In Vista it was particularly frustrating figuring out how to do this in Windows:
patch -p0 <patchfile...something that's pretty simple in the UNIX shell of your choice.
I started by installing GNU Patch for Windows... but Vista didn't want to run it because of Windows UAC. Also, to me it seemed too cumbersome to have to open up a Windows commmand prompt JUST to apply patches, when I was doing everything else from the Windows Explorer UI thanks to the awesome TortoiseCVS.
So, here's what I did:
- Install GNU Patch for windows, using the Binaries ZIP file; I installed it in C:\Program Files

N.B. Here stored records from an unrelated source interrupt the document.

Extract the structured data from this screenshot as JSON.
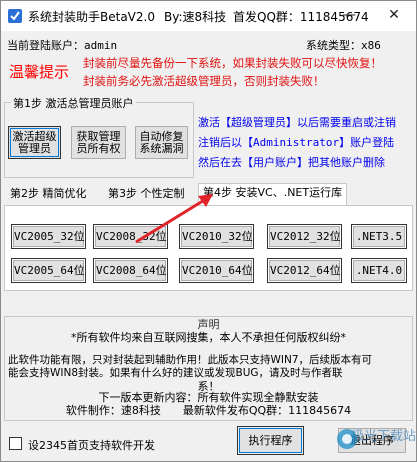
{
  "window": {
    "title_parts": [
      "系统封装助手BetaV2.0",
      "By:速8科技",
      "首发QQ群：111845674"
    ],
    "minimize": "—",
    "close": "✕"
  },
  "info": {
    "user_label": "当前登陆账户：admin",
    "arch_label": "系统类型：x86",
    "warm_tip": "温馨提示",
    "tip1": "封装前尽量先备份一下系统，如果封装失败可以尽快恢复！",
    "tip2": "封装前务必先激活超级管理员，否则封装失败！"
  },
  "step1": {
    "title": "第1步 激活总管理员账户",
    "btn_activate": [
      "激活超级",
      "管理员"
    ],
    "btn_ownership": [
      "获取管理",
      "员所有权"
    ],
    "btn_repair": [
      "自动修复",
      "系统漏洞"
    ],
    "note1": "激活【超级管理员】以后需要重启或注销",
    "note2": "注销后以【Administrator】账户登陆",
    "note3": "然后在去【用户账户】把其他账户删除"
  },
  "tabs": [
    "第2步 精简优化",
    "第3步 个性定制",
    "第4步 安装VC、.NET运行库"
  ],
  "vc_buttons_row1": [
    "VC2005_32位",
    "VC2008_32位",
    "VC2010_32位",
    "VC2012_32位",
    ".NET3.5"
  ],
  "vc_buttons_row2": [
    "VC2005_64位",
    "VC2008_64位",
    "VC2010_64位",
    "VC2012_64位",
    ".NET4.0"
  ],
  "notice": {
    "title": "声明",
    "line1": "*所有软件均来自互联网搜集，本人不承担任何版权纠纷*",
    "line2": "此软件功能有限，只对封装起到辅助作用！此版本只支持WIN7，后续版本有可",
    "line3": "能会支持WIN8封装。如果有什么好的建议或发现BUG，请及时与作者联",
    "line4": "系！",
    "line5": "下一版本更新内容：所有软件实现全静默安装",
    "line6": "软件制作：速8科技　　最新软件发布QQ群：111845674"
  },
  "footer": {
    "checkbox_label": "设2345首页支持软件开发",
    "run_button": "执行程序",
    "exit_button": "退出程序",
    "watermark": "极光下载站"
  },
  "colors": {
    "warning_red": "#ff0000",
    "link_blue": "#0000ee",
    "annotation_red": "#e0242a"
  }
}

- Make sure patch.exe now lives in c:\program files\patch\bin\patch.exe
- Create the .bat file c:\program files\patch\bin\patch.bat with these commands:
@echo off "c:\program files\patch\bin\patch" -p0 < %1 pause
- Create two .manifest files to keep UAC happy:
<?xml version="1.0" encoding="UTF-8" standalone="yes"?> <assembly xmlns="urn:schemas-microsoft-com:asm.v1" manifestVersion="1.0"> <trustInfo xmlns="urn:schemas-microsoft-com:asm.v2"> <security> <requestedPrivileges> <requestedExecutionLevel level="asInvoker"/> </requestedPrivileges> </security> </trustInfo> </assembly>
With the exact above contents of patch.exe.manifest
- Associate .batch files with the new patch.bat file. You can do this by creating an empty file and renaming it something.patch. On Windows Explorer, right-click this new file and use the "Open with" option, and tell Windows to always use c:\program files\patch\bin\patch.bat to open this file type.
Tip: Always remember to place your patches in the correct directory!